- [Assignment]: In the data that follows, find each line containing "Computer" and copy it.

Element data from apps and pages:
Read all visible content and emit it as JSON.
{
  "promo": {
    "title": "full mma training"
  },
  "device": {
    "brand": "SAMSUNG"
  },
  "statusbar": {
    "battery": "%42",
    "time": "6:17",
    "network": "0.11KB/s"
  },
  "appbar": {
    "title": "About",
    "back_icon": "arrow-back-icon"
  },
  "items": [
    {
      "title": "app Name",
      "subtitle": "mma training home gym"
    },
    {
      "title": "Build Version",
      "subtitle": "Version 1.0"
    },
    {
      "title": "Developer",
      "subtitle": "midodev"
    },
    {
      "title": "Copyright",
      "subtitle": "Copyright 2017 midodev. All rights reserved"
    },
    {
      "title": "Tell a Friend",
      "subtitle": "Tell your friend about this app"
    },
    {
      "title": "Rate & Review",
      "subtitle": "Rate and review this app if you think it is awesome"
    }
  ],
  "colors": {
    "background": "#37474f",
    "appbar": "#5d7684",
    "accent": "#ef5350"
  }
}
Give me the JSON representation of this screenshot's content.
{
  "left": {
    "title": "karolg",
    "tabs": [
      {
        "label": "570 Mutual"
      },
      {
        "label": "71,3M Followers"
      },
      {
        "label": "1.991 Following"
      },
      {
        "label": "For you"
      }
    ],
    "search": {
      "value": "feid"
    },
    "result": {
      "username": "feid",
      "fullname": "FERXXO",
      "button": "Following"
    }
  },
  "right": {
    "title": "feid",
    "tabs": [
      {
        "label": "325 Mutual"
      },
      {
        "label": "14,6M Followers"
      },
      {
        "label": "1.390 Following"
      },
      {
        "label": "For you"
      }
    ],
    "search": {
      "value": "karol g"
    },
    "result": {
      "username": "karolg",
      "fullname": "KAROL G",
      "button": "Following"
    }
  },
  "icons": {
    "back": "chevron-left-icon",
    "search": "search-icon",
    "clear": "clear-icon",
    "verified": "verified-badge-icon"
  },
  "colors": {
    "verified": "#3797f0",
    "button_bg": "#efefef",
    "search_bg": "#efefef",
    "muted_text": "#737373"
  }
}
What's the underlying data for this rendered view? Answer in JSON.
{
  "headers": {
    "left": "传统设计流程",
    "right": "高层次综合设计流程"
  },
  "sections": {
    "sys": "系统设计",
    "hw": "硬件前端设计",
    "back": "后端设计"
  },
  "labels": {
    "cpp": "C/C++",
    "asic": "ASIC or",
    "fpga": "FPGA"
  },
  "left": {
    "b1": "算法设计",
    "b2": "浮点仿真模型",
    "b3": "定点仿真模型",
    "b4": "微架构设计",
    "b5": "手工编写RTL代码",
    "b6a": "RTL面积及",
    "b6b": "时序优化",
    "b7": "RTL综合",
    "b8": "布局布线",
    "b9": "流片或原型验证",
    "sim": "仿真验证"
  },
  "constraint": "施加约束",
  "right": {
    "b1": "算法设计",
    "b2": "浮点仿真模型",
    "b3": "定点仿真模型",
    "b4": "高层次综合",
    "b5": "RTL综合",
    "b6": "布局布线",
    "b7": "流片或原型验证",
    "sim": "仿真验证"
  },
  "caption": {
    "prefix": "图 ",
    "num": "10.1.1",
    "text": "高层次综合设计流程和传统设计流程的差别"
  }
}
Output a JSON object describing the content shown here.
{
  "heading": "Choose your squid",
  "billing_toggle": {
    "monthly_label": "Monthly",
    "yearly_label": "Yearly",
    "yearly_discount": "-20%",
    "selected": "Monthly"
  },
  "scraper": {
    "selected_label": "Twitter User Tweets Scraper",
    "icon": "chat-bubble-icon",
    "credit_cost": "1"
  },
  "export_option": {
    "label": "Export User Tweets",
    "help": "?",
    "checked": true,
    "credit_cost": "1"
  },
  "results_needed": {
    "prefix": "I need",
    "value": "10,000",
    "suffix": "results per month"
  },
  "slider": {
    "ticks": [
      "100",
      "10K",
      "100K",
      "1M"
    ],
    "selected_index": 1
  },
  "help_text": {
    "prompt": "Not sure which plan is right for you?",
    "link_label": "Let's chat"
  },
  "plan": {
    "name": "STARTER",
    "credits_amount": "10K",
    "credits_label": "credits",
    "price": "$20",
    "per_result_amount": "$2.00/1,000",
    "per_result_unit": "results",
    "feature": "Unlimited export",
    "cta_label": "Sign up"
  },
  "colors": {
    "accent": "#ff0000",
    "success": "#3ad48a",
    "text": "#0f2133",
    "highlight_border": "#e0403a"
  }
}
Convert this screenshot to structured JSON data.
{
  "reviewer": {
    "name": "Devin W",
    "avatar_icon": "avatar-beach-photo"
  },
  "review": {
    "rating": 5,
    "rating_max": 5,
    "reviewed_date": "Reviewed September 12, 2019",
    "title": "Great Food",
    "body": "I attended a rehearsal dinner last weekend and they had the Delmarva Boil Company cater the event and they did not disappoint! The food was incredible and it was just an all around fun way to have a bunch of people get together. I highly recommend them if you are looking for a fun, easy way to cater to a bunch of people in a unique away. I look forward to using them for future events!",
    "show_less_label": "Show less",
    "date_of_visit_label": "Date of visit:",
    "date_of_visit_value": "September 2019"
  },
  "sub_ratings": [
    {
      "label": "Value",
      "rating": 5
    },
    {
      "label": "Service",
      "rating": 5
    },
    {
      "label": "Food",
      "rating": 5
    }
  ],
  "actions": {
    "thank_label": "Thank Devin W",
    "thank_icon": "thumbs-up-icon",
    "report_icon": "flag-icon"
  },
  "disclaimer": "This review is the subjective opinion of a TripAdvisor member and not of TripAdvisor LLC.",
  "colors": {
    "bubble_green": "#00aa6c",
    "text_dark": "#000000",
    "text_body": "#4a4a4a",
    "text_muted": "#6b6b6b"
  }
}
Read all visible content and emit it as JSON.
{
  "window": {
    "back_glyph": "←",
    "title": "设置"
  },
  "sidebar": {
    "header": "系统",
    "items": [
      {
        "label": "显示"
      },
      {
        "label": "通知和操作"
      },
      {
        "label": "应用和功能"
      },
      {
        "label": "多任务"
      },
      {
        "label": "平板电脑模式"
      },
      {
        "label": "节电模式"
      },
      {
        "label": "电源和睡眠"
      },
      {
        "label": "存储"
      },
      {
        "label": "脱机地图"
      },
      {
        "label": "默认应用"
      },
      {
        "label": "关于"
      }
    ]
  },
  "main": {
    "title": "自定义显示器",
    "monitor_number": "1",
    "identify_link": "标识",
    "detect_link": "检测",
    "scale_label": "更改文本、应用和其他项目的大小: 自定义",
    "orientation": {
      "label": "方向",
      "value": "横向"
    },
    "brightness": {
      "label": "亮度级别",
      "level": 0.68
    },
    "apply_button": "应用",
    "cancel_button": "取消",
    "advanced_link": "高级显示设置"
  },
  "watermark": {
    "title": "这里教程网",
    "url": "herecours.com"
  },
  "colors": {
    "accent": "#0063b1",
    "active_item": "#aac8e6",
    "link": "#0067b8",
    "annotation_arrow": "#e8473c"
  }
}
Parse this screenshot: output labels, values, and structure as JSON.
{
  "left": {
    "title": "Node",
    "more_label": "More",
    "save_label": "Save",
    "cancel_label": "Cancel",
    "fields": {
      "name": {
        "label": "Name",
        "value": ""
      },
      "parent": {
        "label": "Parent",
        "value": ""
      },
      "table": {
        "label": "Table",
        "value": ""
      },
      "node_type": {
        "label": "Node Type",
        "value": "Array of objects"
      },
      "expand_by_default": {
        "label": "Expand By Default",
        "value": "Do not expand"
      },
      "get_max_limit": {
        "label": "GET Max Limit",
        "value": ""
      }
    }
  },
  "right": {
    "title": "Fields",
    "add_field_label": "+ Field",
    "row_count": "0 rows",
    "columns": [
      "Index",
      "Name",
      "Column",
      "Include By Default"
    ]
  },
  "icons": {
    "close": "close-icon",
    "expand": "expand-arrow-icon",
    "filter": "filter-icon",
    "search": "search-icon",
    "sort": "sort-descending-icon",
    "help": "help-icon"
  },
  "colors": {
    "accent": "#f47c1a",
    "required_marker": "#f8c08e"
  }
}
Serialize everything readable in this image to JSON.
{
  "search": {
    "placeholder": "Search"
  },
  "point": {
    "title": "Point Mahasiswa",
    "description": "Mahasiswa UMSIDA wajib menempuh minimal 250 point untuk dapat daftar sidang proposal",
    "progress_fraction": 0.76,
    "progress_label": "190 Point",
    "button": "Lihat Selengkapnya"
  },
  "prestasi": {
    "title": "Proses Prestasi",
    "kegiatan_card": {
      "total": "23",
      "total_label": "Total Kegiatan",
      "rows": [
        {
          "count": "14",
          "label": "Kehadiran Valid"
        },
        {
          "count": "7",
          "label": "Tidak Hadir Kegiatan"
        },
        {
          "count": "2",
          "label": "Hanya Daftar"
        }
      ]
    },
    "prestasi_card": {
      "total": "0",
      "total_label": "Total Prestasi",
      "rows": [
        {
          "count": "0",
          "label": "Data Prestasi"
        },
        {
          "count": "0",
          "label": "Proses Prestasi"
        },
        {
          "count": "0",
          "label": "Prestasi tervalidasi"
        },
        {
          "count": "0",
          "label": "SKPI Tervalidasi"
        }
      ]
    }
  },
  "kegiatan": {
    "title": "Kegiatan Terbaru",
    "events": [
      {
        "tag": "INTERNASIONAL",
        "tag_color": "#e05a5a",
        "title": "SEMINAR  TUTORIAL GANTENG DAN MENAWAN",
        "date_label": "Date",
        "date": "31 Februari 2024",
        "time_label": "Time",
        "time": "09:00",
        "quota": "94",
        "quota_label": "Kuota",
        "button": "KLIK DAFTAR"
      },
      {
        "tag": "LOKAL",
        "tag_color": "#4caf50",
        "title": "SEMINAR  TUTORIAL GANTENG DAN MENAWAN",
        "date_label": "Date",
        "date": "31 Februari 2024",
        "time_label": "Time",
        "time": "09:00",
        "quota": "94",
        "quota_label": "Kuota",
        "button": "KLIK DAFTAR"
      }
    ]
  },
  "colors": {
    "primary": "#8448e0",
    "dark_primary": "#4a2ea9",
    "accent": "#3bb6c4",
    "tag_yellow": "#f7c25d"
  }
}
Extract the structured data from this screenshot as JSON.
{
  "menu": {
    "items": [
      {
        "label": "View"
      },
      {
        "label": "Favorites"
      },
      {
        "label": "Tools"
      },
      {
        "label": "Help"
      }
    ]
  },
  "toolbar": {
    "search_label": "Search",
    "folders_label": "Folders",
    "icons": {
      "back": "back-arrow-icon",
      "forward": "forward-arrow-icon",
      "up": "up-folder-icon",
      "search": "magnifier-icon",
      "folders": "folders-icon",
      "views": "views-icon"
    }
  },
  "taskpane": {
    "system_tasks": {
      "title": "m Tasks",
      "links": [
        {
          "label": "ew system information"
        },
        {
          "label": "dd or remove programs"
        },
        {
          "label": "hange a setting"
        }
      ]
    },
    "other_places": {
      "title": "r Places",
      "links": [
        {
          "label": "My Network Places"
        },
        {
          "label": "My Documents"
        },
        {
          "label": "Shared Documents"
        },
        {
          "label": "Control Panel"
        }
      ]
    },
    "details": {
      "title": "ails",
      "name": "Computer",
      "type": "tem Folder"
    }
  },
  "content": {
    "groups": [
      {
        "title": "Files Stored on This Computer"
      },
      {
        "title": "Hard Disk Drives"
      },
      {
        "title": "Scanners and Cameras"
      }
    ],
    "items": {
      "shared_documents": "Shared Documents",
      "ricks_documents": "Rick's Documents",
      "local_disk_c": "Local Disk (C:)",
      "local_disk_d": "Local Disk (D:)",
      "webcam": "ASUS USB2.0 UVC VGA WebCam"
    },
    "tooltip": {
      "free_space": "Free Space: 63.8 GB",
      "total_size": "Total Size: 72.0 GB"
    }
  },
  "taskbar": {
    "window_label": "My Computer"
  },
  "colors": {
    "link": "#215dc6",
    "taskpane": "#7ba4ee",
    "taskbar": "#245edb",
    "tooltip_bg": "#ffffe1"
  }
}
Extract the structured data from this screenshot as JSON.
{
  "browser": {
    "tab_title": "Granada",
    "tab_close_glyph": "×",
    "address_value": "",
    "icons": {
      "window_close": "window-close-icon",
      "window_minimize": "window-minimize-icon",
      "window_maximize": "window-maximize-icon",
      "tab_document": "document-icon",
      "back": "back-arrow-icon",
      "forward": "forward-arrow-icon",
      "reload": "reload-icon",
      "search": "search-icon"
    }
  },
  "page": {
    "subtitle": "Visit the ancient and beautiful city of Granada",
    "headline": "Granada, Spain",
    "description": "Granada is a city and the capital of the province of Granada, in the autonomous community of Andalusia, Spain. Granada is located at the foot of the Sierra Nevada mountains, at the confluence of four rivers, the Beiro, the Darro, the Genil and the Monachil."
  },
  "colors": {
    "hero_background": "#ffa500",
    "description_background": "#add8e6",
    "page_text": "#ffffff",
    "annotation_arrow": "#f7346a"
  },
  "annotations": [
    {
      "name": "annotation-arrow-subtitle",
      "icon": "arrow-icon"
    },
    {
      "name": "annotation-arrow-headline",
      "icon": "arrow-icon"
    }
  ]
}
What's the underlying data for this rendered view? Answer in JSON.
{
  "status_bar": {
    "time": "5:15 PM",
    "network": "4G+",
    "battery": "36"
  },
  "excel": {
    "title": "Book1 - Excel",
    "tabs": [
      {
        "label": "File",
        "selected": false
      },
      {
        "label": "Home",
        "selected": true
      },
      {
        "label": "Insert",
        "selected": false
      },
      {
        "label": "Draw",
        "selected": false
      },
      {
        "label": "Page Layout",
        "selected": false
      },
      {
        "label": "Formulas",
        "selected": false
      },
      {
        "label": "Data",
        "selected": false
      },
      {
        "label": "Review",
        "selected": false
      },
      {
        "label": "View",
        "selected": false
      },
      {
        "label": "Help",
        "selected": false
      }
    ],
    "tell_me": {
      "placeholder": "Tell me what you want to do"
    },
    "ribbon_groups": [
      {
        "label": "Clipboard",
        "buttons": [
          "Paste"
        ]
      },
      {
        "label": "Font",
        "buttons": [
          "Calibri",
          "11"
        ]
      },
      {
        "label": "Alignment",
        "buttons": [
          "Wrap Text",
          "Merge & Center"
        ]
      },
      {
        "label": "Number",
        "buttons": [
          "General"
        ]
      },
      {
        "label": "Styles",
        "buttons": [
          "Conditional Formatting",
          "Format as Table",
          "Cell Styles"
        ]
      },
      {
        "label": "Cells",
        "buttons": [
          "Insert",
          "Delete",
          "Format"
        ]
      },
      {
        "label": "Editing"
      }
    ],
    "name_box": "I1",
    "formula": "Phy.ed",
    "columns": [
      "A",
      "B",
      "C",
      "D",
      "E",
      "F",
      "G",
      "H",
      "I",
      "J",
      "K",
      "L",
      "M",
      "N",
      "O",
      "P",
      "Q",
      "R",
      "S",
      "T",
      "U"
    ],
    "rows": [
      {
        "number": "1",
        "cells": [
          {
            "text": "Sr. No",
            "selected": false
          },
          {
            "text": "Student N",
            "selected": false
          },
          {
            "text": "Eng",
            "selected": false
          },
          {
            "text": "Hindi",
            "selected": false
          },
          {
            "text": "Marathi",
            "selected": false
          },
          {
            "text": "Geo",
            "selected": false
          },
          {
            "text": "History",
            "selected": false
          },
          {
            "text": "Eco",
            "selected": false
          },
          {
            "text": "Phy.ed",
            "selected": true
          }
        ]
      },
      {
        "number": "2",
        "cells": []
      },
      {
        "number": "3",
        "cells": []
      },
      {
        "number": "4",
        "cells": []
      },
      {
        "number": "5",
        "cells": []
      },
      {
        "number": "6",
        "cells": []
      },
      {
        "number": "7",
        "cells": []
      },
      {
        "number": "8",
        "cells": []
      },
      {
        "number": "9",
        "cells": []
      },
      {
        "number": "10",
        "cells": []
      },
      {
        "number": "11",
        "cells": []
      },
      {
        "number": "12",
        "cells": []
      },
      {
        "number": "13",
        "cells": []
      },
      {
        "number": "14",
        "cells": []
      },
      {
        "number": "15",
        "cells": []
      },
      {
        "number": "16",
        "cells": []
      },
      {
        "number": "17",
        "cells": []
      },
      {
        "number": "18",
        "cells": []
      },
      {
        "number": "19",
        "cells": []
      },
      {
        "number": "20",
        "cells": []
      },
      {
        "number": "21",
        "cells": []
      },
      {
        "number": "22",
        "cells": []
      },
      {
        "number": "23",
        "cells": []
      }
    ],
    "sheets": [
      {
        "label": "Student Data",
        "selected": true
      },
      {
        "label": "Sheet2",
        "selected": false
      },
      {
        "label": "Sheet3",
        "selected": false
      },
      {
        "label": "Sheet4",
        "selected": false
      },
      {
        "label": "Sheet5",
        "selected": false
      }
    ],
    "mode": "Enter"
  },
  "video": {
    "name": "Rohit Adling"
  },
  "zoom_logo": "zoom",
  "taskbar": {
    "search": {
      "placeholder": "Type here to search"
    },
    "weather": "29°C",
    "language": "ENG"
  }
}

- [Answer section]:
      "name": "Computer",
        "title": "Files Stored on This Computer"
    "window_label": "My Computer"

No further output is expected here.